__What is expected__. For each line of the data below, copy it if it holds the word "icon".

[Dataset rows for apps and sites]

──────────

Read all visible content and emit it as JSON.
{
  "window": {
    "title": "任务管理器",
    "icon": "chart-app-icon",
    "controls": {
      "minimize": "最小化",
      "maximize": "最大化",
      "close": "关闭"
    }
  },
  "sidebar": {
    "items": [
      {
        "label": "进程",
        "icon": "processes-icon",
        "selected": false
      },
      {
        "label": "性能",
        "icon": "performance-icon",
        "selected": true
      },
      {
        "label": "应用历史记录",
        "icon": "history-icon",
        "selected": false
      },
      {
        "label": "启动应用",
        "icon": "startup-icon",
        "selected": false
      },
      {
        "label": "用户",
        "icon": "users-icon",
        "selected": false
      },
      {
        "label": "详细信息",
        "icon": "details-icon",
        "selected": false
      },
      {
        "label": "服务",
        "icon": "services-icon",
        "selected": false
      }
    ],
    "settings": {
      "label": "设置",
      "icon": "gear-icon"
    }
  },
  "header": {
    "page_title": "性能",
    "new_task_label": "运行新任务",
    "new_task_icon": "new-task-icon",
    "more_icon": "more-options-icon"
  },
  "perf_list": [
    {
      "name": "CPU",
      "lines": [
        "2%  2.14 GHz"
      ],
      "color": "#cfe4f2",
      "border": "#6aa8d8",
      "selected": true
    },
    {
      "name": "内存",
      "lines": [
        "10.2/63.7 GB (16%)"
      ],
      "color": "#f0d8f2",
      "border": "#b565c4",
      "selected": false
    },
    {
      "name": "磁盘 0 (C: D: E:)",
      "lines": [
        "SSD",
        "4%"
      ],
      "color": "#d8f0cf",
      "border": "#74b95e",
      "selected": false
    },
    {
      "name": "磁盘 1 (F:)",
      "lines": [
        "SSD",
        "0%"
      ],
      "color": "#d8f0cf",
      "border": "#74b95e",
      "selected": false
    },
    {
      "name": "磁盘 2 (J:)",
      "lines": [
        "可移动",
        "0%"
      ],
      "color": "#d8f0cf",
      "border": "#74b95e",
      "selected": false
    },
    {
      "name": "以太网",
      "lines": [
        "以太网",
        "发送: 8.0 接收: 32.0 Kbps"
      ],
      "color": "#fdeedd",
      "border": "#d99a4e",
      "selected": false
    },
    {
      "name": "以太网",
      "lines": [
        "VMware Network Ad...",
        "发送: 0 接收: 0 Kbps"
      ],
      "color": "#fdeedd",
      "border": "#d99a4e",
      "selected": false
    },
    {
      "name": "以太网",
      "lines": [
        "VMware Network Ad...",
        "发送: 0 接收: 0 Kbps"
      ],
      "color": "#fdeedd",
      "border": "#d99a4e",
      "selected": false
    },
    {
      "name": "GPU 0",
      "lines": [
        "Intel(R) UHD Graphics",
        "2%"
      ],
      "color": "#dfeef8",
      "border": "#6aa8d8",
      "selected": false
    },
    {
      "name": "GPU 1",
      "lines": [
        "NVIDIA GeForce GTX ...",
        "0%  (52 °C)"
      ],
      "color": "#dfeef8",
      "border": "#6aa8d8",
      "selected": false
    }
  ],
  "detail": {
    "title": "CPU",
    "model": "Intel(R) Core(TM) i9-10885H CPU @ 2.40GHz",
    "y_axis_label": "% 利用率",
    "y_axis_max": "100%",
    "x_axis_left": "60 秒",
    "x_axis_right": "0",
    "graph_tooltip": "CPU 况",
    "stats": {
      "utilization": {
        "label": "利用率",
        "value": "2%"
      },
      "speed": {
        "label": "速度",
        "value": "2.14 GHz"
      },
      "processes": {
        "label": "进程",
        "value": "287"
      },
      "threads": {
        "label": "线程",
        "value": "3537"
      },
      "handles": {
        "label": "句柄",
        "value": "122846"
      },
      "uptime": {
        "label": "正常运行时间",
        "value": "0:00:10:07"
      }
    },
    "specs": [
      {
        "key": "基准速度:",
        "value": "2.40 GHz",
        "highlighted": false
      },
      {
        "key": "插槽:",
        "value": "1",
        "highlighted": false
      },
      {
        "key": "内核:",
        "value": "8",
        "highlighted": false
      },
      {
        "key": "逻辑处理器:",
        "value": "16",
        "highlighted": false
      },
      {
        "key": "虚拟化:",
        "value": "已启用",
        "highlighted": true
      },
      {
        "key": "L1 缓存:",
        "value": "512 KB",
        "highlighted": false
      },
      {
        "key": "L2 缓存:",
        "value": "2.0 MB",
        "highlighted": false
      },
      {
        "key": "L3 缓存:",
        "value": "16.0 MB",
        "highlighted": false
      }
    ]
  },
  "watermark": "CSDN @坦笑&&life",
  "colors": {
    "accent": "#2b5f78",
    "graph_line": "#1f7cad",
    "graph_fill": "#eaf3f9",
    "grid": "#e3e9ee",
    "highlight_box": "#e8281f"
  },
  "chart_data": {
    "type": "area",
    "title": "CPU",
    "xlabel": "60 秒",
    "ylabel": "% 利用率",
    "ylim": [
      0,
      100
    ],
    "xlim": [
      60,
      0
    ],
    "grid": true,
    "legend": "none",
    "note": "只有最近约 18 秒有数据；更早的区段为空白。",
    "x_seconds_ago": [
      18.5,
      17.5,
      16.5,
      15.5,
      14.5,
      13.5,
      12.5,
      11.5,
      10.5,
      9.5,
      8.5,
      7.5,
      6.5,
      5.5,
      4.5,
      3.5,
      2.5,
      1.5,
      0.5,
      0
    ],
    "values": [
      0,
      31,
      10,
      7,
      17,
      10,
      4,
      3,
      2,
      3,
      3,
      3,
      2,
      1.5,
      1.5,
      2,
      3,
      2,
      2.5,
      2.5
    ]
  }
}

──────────

__Result of this exercise__.
    "icon": "chart-app-icon",
        "icon": "processes-icon",
        "icon": "performance-icon",
        "icon": "history-icon",
        "icon": "startup-icon",
        "icon": "users-icon",
        "icon": "details-icon",
        "icon": "services-icon",
      "icon": "gear-icon"
    "new_task_icon": "new-task-icon",
    "more_icon": "more-options-icon"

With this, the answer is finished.